Information provided -
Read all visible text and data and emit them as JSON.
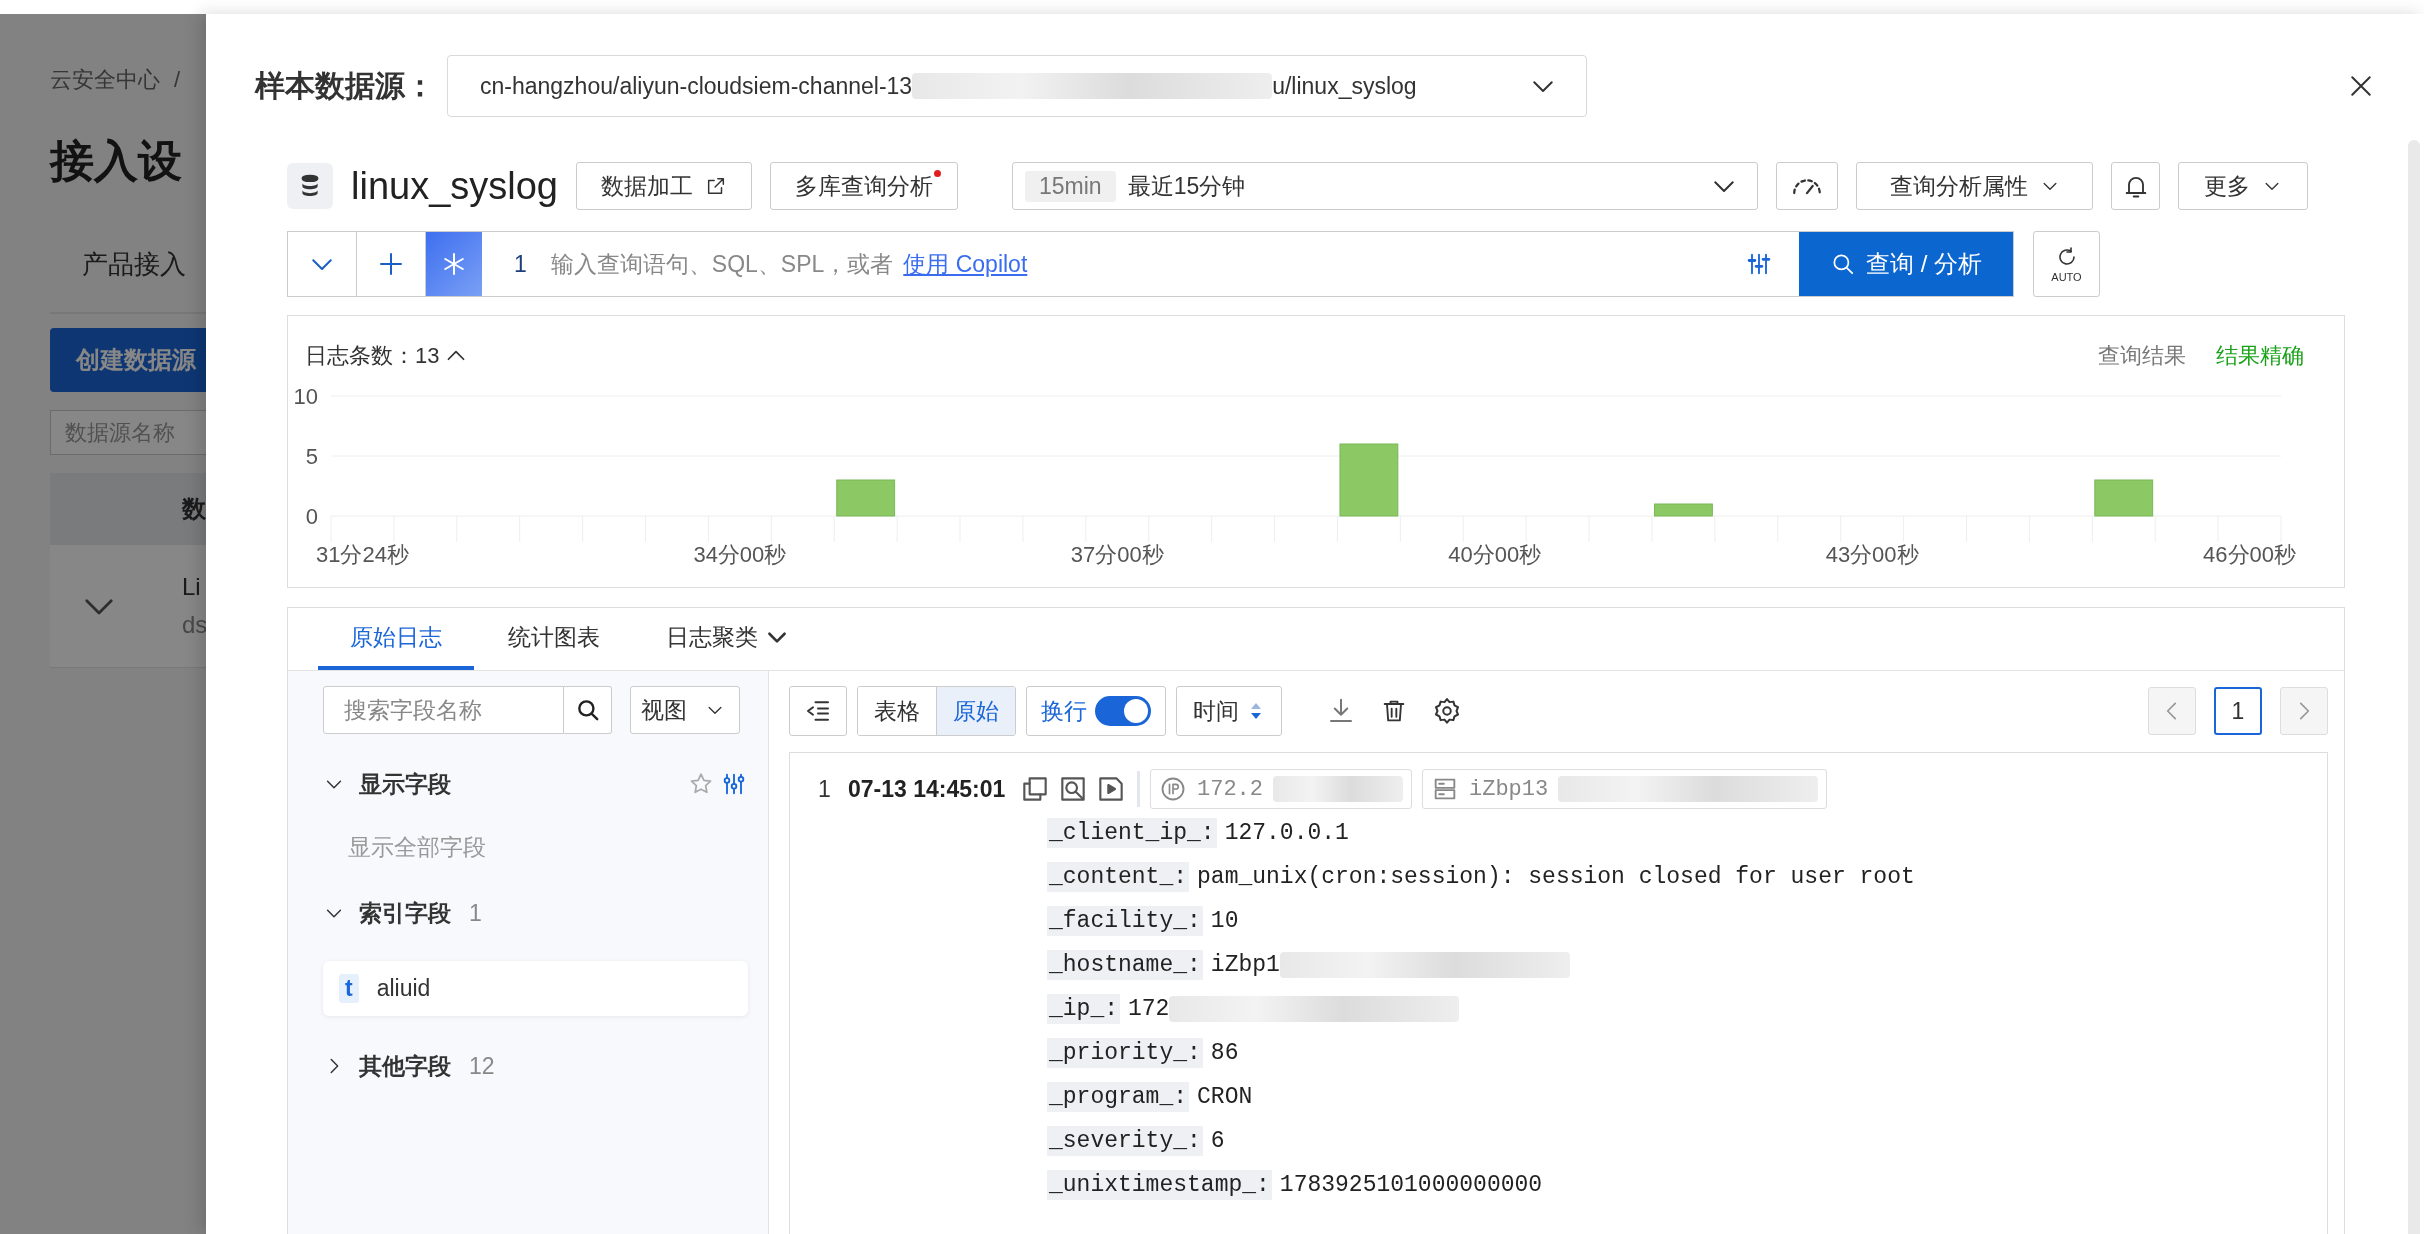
{
  "background_page": {
    "breadcrumb": [
      "云安全中心",
      "/"
    ],
    "title": "接入设",
    "tab": "产品接入",
    "create_button": "创建数据源",
    "search": {
      "placeholder": "数据源名称"
    },
    "table_header": "数",
    "row": {
      "expanded": false,
      "name": "Li",
      "detail": "ds"
    }
  },
  "source_picker": {
    "label": "样本数据源：",
    "prefix": "cn-hangzhou/aliyun-cloudsiem-channel-13",
    "suffix": "u/linux_syslog"
  },
  "logstore": {
    "name": "linux_syslog",
    "tools": [
      {
        "label": "数据加工",
        "kind": "external"
      },
      {
        "label": "多库查询分析",
        "kind": "new_dot"
      }
    ],
    "time_range": {
      "badge": "15min",
      "label": "最近15分钟"
    },
    "properties": "查询分析属性",
    "more": "更多"
  },
  "query": {
    "line": "1",
    "hint": "输入查询语句、SQL、SPL，或者",
    "link": "使用 Copilot",
    "search_button": "查询 / 分析",
    "refresh": "AUTO"
  },
  "histogram": {
    "count": "日志条数：13",
    "status_label": "查询结果",
    "status": "结果精确",
    "chart_data": {
      "type": "bar",
      "ylim": [
        0,
        10
      ],
      "yticks": [
        0,
        5,
        10
      ],
      "categories": [
        "31分24秒",
        null,
        null,
        null,
        null,
        null,
        "34分00秒",
        null,
        null,
        null,
        null,
        null,
        "37分00秒",
        null,
        null,
        null,
        null,
        null,
        "40分00秒",
        null,
        null,
        null,
        null,
        null,
        "43分00秒",
        null,
        null,
        null,
        null,
        null,
        "46分00秒"
      ],
      "values": [
        null,
        null,
        null,
        null,
        null,
        null,
        null,
        null,
        3,
        null,
        null,
        null,
        null,
        null,
        null,
        null,
        6,
        null,
        null,
        null,
        null,
        1,
        null,
        null,
        null,
        null,
        null,
        null,
        3,
        null,
        null
      ]
    }
  },
  "tabs": [
    {
      "label": "原始日志",
      "selected": true,
      "kind": "plain"
    },
    {
      "label": "统计图表",
      "selected": false,
      "kind": "plain"
    },
    {
      "label": "日志聚类",
      "selected": false,
      "kind": "menu"
    }
  ],
  "fields_panel": {
    "search": {
      "placeholder": "搜索字段名称"
    },
    "view": "视图",
    "groups": [
      {
        "kind": "display",
        "title": "显示字段",
        "expanded": true,
        "hint": "显示全部字段"
      },
      {
        "kind": "indexed",
        "title": "索引字段",
        "count": "1",
        "expanded": true,
        "fields": [
          {
            "type": "t",
            "name": "aliuid"
          }
        ]
      },
      {
        "kind": "other",
        "title": "其他字段",
        "count": "12",
        "expanded": false
      }
    ]
  },
  "toolbar": {
    "views": [
      {
        "label": "表格",
        "selected": false
      },
      {
        "label": "原始",
        "selected": true
      }
    ],
    "wrap": {
      "label": "换行",
      "on": true
    },
    "sort": "时间",
    "page": "1"
  },
  "logs": [
    {
      "index": "1",
      "time": "07-13 14:45:01",
      "chips": [
        {
          "kind": "ip",
          "text": "172.2",
          "redacted": true
        },
        {
          "kind": "host",
          "text": "iZbp13",
          "redacted": true
        }
      ],
      "fields": [
        {
          "key": "_client_ip_:",
          "value": "127.0.0.1",
          "redacted": false
        },
        {
          "key": "_content_:",
          "value": "pam_unix(cron:session): session closed for user root",
          "redacted": false
        },
        {
          "key": "_facility_:",
          "value": "10",
          "redacted": false
        },
        {
          "key": "_hostname_:",
          "value": "iZbp1",
          "redacted": true
        },
        {
          "key": "_ip_:",
          "value": "172",
          "redacted": true
        },
        {
          "key": "_priority_:",
          "value": "86",
          "redacted": false
        },
        {
          "key": "_program_:",
          "value": "CRON",
          "redacted": false
        },
        {
          "key": "_severity_:",
          "value": "6",
          "redacted": false
        },
        {
          "key": "_unixtimestamp_:",
          "value": "1783925101000000000",
          "redacted": false
        }
      ]
    }
  ]
}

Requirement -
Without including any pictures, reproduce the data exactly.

Solution to this exercise -
Read all visible text and data and emit them as JSON.
{
  "background_page": {
    "breadcrumb": [
      "云安全中心",
      "/"
    ],
    "title": "接入设",
    "tab": "产品接入",
    "create_button": "创建数据源",
    "search": {
      "placeholder": "数据源名称"
    },
    "table_header": "数",
    "row": {
      "expanded": false,
      "name": "Li",
      "detail": "ds"
    }
  },
  "source_picker": {
    "label": "样本数据源：",
    "prefix": "cn-hangzhou/aliyun-cloudsiem-channel-13",
    "suffix": "u/linux_syslog"
  },
  "logstore": {
    "name": "linux_syslog",
    "tools": [
      {
        "label": "数据加工",
        "kind": "external"
      },
      {
        "label": "多库查询分析",
        "kind": "new_dot"
      }
    ],
    "time_range": {
      "badge": "15min",
      "label": "最近15分钟"
    },
    "properties": "查询分析属性",
    "more": "更多"
  },
  "query": {
    "line": "1",
    "hint": "输入查询语句、SQL、SPL，或者",
    "link": "使用 Copilot",
    "search_button": "查询 / 分析",
    "refresh": "AUTO"
  },
  "histogram": {
    "count": "日志条数：13",
    "status_label": "查询结果",
    "status": "结果精确",
    "chart_data": {
      "type": "bar",
      "ylim": [
        0,
        10
      ],
      "yticks": [
        0,
        5,
        10
      ],
      "categories": [
        "31分24秒",
        null,
        null,
        null,
        null,
        null,
        "34分00秒",
        null,
        null,
        null,
        null,
        null,
        "37分00秒",
        null,
        null,
        null,
        null,
        null,
        "40分00秒",
        null,
        null,
        null,
        null,
        null,
        "43分00秒",
        null,
        null,
        null,
        null,
        null,
        "46分00秒"
      ],
      "values": [
        null,
        null,
        null,
        null,
        null,
        null,
        null,
        null,
        3,
        null,
        null,
        null,
        null,
        null,
        null,
        null,
        6,
        null,
        null,
        null,
        null,
        1,
        null,
        null,
        null,
        null,
        null,
        null,
        3,
        null,
        null
      ]
    }
  },
  "tabs": [
    {
      "label": "原始日志",
      "selected": true,
      "kind": "plain"
    },
    {
      "label": "统计图表",
      "selected": false,
      "kind": "plain"
    },
    {
      "label": "日志聚类",
      "selected": false,
      "kind": "menu"
    }
  ],
  "fields_panel": {
    "search": {
      "placeholder": "搜索字段名称"
    },
    "view": "视图",
    "groups": [
      {
        "kind": "display",
        "title": "显示字段",
        "expanded": true,
        "hint": "显示全部字段"
      },
      {
        "kind": "indexed",
        "title": "索引字段",
        "count": "1",
        "expanded": true,
        "fields": [
          {
            "type": "t",
            "name": "aliuid"
          }
        ]
      },
      {
        "kind": "other",
        "title": "其他字段",
        "count": "12",
        "expanded": false
      }
    ]
  },
  "toolbar": {
    "views": [
      {
        "label": "表格",
        "selected": false
      },
      {
        "label": "原始",
        "selected": true
      }
    ],
    "wrap": {
      "label": "换行",
      "on": true
    },
    "sort": "时间",
    "page": "1"
  },
  "logs": [
    {
      "index": "1",
      "time": "07-13 14:45:01",
      "chips": [
        {
          "kind": "ip",
          "text": "172.2",
          "redacted": true
        },
        {
          "kind": "host",
          "text": "iZbp13",
          "redacted": true
        }
      ],
      "fields": [
        {
          "key": "_client_ip_:",
          "value": "127.0.0.1",
          "redacted": false
        },
        {
          "key": "_content_:",
          "value": "pam_unix(cron:session): session closed for user root",
          "redacted": false
        },
        {
          "key": "_facility_:",
          "value": "10",
          "redacted": false
        },
        {
          "key": "_hostname_:",
          "value": "iZbp1",
          "redacted": true
        },
        {
          "key": "_ip_:",
          "value": "172",
          "redacted": true
        },
        {
          "key": "_priority_:",
          "value": "86",
          "redacted": false
        },
        {
          "key": "_program_:",
          "value": "CRON",
          "redacted": false
        },
        {
          "key": "_severity_:",
          "value": "6",
          "redacted": false
        },
        {
          "key": "_unixtimestamp_:",
          "value": "1783925101000000000",
          "redacted": false
        }
      ]
    }
  ]
}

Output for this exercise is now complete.